[Updated at 10:17 a.m. ET] The National Weather Service has two warnings for people in the New York-New Jersey area for the next week: it's going to get cold and more rain, snow and gusty winds may be on the way.
Temperatures are expected to drop into the 30s beginning tonight through the next week. "Those without power should be prepared for a number of cold nights ahead," forecasters said Friday.
In addition, a new coastal storm may hit the area next week. "This storm has the p0tential to bring strong gusty winds, rain/wintry precipitation, and coastal flood," the weather service said.
[Updated at 9:28 a.m. ET] A United Nations official says Hurricane Sandy has left as many as 1 million people in Haiti facing food shortages.
"We fear that a great deal of the harvest which was ongoing in the south of the country may have been destroyed completely,” Johan Peleman, head of the UN Office for the Coordination of Humanitarian Affairs’ operation in Haiti, said in a U.N. News Center report.
The nation's food supply was suffering from drought and the effects of Hurricane Isaac, which hit the country in August, before Sandy hit, he said.

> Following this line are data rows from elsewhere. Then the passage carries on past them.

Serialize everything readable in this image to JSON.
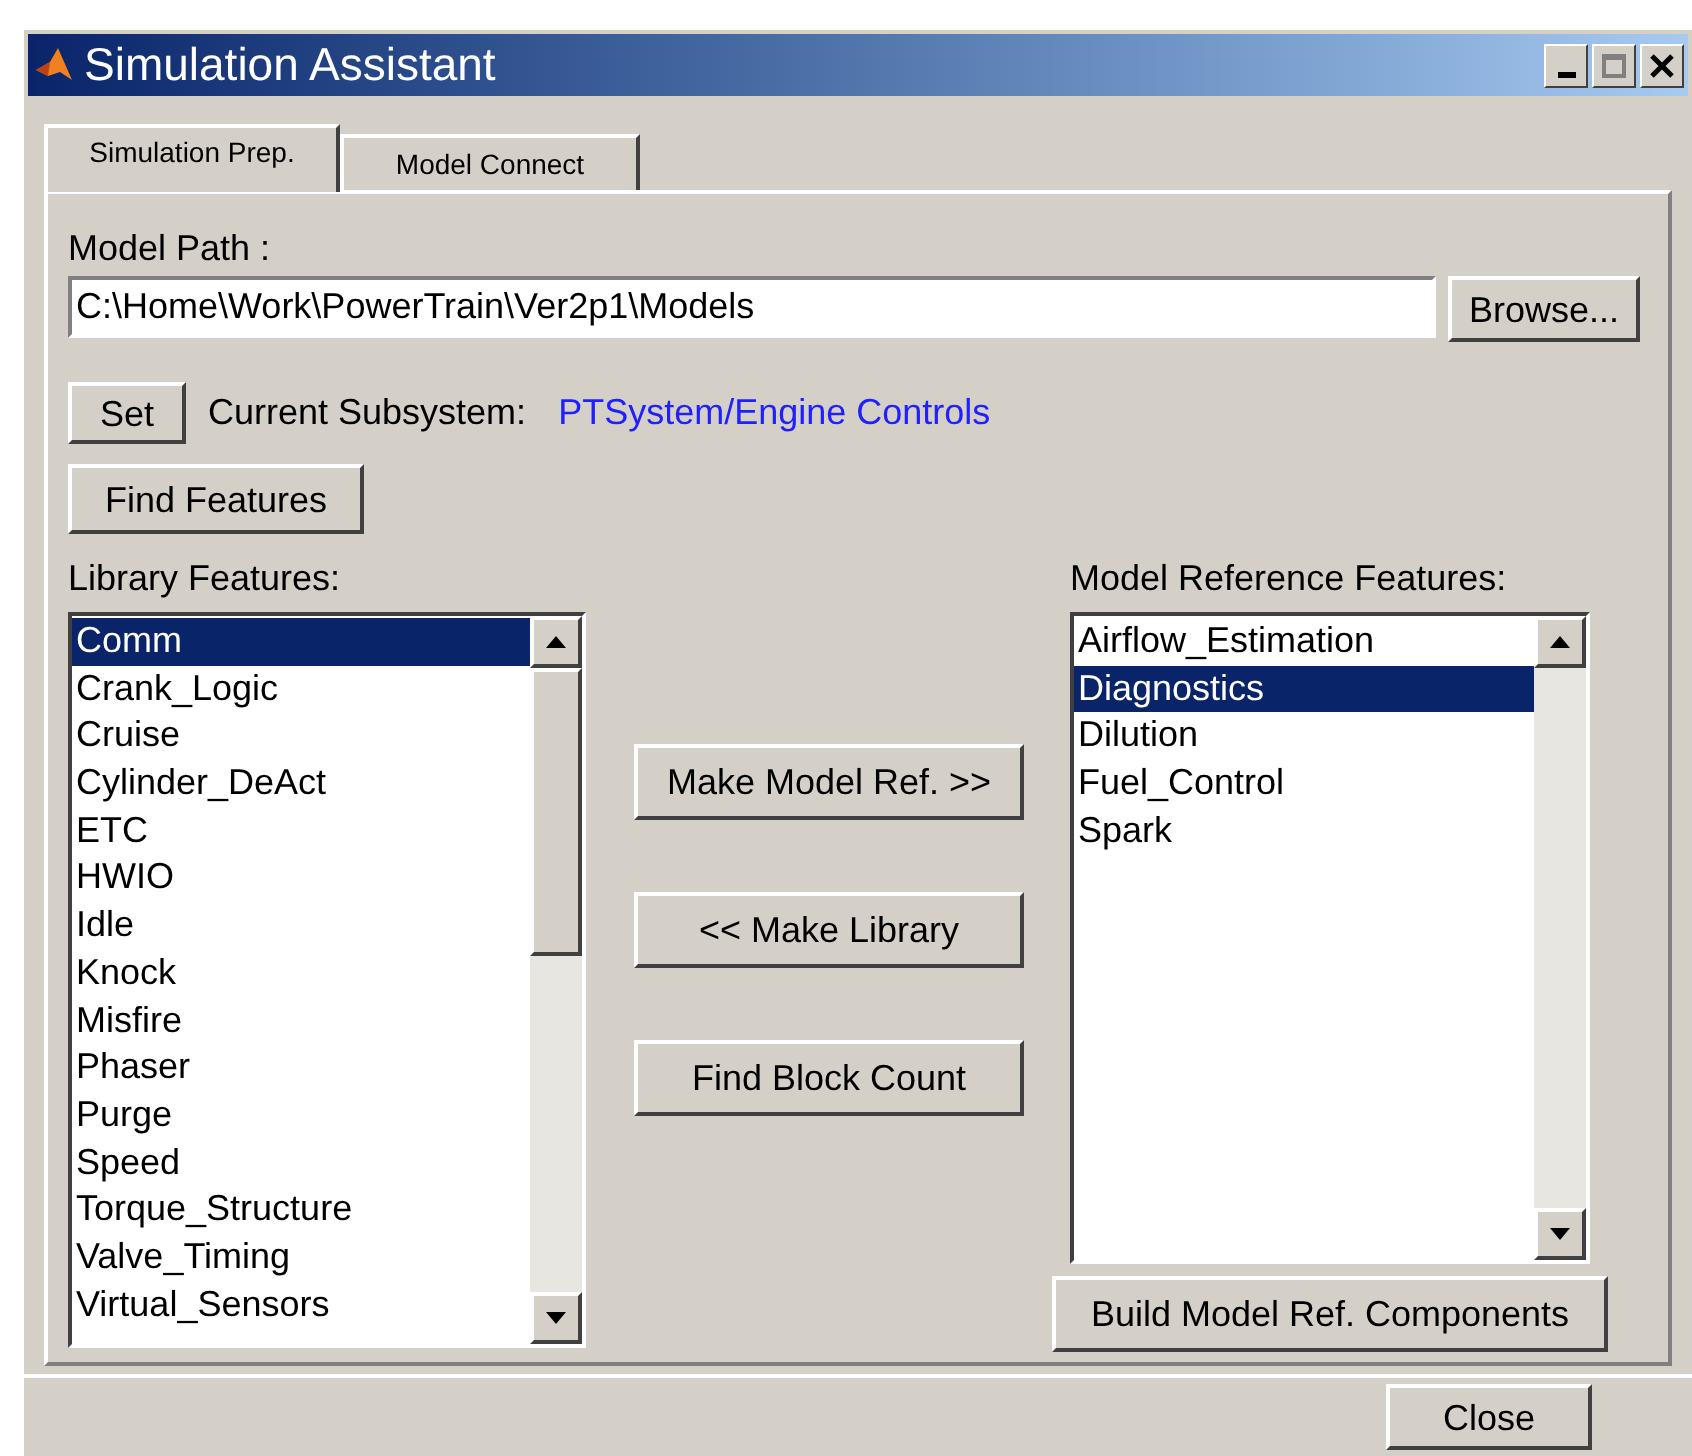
{
  "window": {
    "title": "Simulation Assistant"
  },
  "tabs": [
    {
      "label": "Simulation Prep.",
      "selected": true
    },
    {
      "label": "Model Connect",
      "selected": false
    }
  ],
  "model_path": {
    "label": "Model Path :",
    "value": "C:\\Home\\Work\\PowerTrain\\Ver2p1\\Models",
    "browse_button": "Browse..."
  },
  "subsystem": {
    "set_button": "Set",
    "label": "Current Subsystem:",
    "value": "PTSystem/Engine Controls"
  },
  "find_features_button": "Find Features",
  "library_features": {
    "label": "Library Features:",
    "items": [
      {
        "label": "Comm",
        "selected": true
      },
      {
        "label": "Crank_Logic",
        "selected": false
      },
      {
        "label": "Cruise",
        "selected": false
      },
      {
        "label": "Cylinder_DeAct",
        "selected": false
      },
      {
        "label": "ETC",
        "selected": false
      },
      {
        "label": "HWIO",
        "selected": false
      },
      {
        "label": "Idle",
        "selected": false
      },
      {
        "label": "Knock",
        "selected": false
      },
      {
        "label": "Misfire",
        "selected": false
      },
      {
        "label": "Phaser",
        "selected": false
      },
      {
        "label": "Purge",
        "selected": false
      },
      {
        "label": "Speed",
        "selected": false
      },
      {
        "label": "Torque_Structure",
        "selected": false
      },
      {
        "label": "Valve_Timing",
        "selected": false
      },
      {
        "label": "Virtual_Sensors",
        "selected": false
      }
    ]
  },
  "middle_buttons": [
    "Make Model Ref. >>",
    "<< Make Library",
    "Find Block Count"
  ],
  "model_reference_features": {
    "label": "Model Reference Features:",
    "items": [
      {
        "label": "Airflow_Estimation",
        "selected": false
      },
      {
        "label": "Diagnostics",
        "selected": true
      },
      {
        "label": "Dilution",
        "selected": false
      },
      {
        "label": "Fuel_Control",
        "selected": false
      },
      {
        "label": "Spark",
        "selected": false
      }
    ]
  },
  "build_button": "Build Model Ref. Components",
  "close_button": "Close"
}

Plus, Haiti has 350,000 people living in camps established after a massive earthquake in January 2010 and those people still face problems getting enough food.

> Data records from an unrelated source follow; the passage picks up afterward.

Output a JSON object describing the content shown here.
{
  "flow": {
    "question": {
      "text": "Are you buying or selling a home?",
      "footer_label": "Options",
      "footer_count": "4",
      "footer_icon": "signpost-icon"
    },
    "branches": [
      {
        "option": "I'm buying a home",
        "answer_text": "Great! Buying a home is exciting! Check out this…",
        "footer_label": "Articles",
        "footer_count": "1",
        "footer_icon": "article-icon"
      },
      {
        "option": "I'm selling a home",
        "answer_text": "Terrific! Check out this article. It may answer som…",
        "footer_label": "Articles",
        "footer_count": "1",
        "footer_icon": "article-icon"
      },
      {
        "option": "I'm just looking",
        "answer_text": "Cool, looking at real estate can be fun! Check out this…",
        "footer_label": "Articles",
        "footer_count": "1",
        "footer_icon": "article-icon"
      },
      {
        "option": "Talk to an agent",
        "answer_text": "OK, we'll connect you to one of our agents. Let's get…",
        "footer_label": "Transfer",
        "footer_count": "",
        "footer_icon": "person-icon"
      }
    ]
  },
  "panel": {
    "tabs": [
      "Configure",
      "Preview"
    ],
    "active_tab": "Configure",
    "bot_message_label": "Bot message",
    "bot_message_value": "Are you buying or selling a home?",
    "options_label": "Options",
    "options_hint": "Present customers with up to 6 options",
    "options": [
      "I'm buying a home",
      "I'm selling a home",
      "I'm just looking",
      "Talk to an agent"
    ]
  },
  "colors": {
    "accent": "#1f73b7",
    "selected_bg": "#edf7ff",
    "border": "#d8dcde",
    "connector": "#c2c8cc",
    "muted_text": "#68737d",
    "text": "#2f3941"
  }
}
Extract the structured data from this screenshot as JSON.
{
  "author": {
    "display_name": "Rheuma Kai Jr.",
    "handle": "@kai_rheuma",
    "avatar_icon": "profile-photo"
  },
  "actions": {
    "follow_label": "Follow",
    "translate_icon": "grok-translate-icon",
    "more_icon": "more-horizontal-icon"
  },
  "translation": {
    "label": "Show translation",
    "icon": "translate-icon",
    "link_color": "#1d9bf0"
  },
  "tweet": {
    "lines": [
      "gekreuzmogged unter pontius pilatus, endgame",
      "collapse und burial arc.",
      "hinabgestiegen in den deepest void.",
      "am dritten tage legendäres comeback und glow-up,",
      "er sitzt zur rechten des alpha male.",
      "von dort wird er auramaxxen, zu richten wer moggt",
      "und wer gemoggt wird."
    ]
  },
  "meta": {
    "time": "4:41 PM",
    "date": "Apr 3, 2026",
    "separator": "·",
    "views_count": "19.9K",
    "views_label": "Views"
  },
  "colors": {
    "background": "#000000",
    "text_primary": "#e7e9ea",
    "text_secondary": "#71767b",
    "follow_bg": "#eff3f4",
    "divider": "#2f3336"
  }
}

[Updated at 9:11 a.m. ET] A small piece of good news for New York City commuters.
[Updated at 8:49 a.m. ET]
[Updated at 8:40 a.m. ET] Five people have died of carbon monoxide poisoning in New Jersey since Monday, the Star-Ledger reports, as residents use gas- or diesel-powered generators to provide electricity in storm-damaged areas.
[Updated at 8:09 a.m. ET] Finding gasoline remains a problem in New York and New Jersey, CNNMoney reports.

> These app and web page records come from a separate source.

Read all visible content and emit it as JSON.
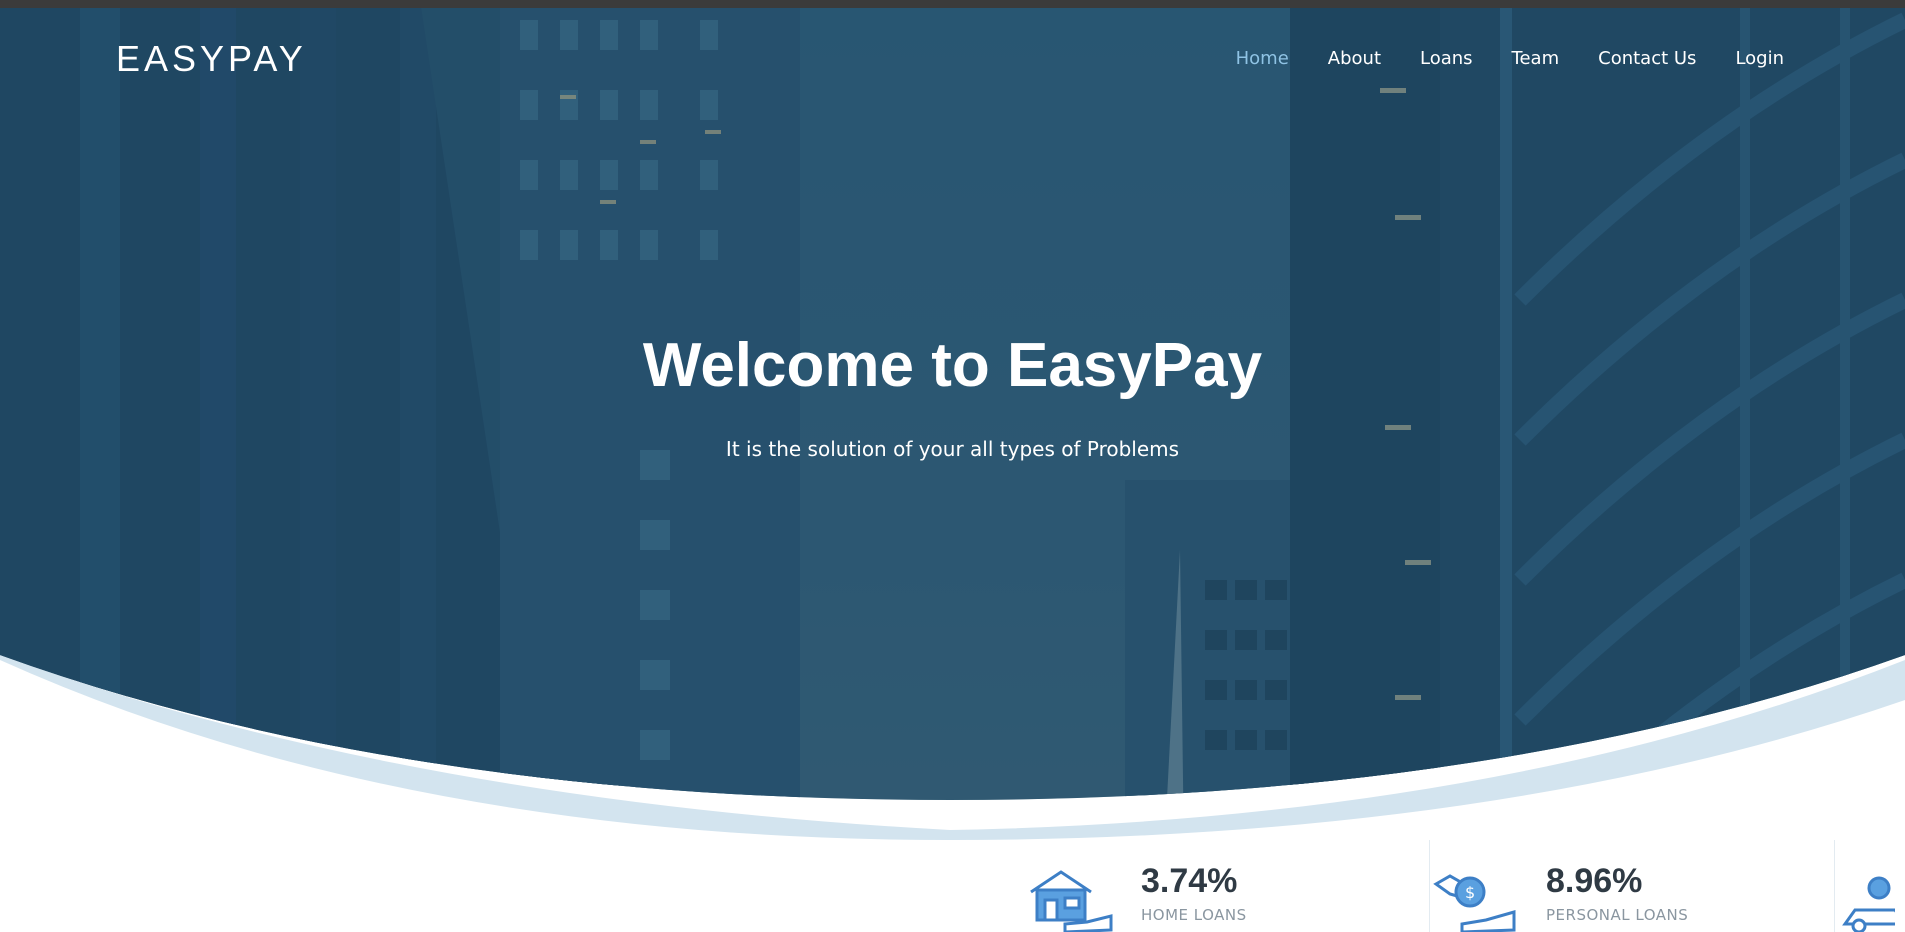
{
  "brand": {
    "name": "EASYPAY"
  },
  "nav": {
    "items": [
      {
        "label": "Home",
        "active": true
      },
      {
        "label": "About",
        "active": false
      },
      {
        "label": "Loans",
        "active": false
      },
      {
        "label": "Team",
        "active": false
      },
      {
        "label": "Contact Us",
        "active": false
      },
      {
        "label": "Login",
        "active": false
      }
    ]
  },
  "hero": {
    "title": "Welcome to EasyPay",
    "subtitle": "It is the solution of your all types of Problems"
  },
  "stats": [
    {
      "value": "3.74%",
      "label": "HOME LOANS",
      "icon": "house-in-hand-icon"
    },
    {
      "value": "8.96%",
      "label": "PERSONAL LOANS",
      "icon": "money-in-hand-icon"
    },
    {
      "value": "",
      "label": "",
      "icon": "car-loan-icon"
    }
  ],
  "colors": {
    "nav_active": "#8fc3e4",
    "hero_overlay": "#1f4a66",
    "wave_light": "#d3e4ef",
    "icon_blue": "#3d7fc6",
    "stat_value": "#2f3a44",
    "stat_label": "#8a96a0"
  }
}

Only 40% of the 2,944 gas stations tracked by AAA in New Jersey have power and are operational, according to Robert Sinclair, New York spokesman for the motorist group. He said only 35% of the 1,472 gas stations tracked by AAA on New York's Long Island are operational.
[Updated at 8:04 a.m. ET] In Crisfield, Maryland, flooding from Sandy has actually pushed coffins up from their graves, CNN affiliate WMDT reports.
"It's an airtight seal. When it's surrounded by water like that, the displacement of that coffin can actually lift that concrete lid right off," Philip Goldsborough of the Crisfield Volunteer Fire Company told the station.
[Updated at 7:54 a.m. ET] There are massive traffic backups on the Atlantic City Expressway, which connects the Jersey Shore to the Philadelphia area, this morning as property owners try to get to the shore to check on their holdings, CNN affiliate Philly.com reports.
[Updated at 7:18 a.m. ET] In the wake of Superstorm Sandy, banks are offering short-term loans and emergency credit limit increases to many East coast residents. Read the CNNMoney report.
[Updated at 7:13 a.m. ET] About 1.6 million customers in New Jersey are still without power on Friday morning, CNN afflilate News 12 New Jersey reports.
[Updated at 7:06 a.m. ET] Eight New York City high schools are expected to hold Superstorm Sandy evacuees and classes come Monday morning. CNN affiliate NY1 reports.
[Updated at 6:24 a.m. ET] More than 3.3 million customers in 15 states and the District of Columbia were still without electricity early Friday in the aftermath of Superstorm Sandy.
[Posted at 6:19 a.m. ET] Superstorm Sandy did between $30 billion and $50 billion in economic damage, the catastrophe risk modeling firm Eqecat estimates. Insured losses will be between $10 billion and $20 billion, the firm says. Before the storm made landfall, the firm estimated Sandy's total losses at $10 billion to $20 billion. Read the CNNMoney report.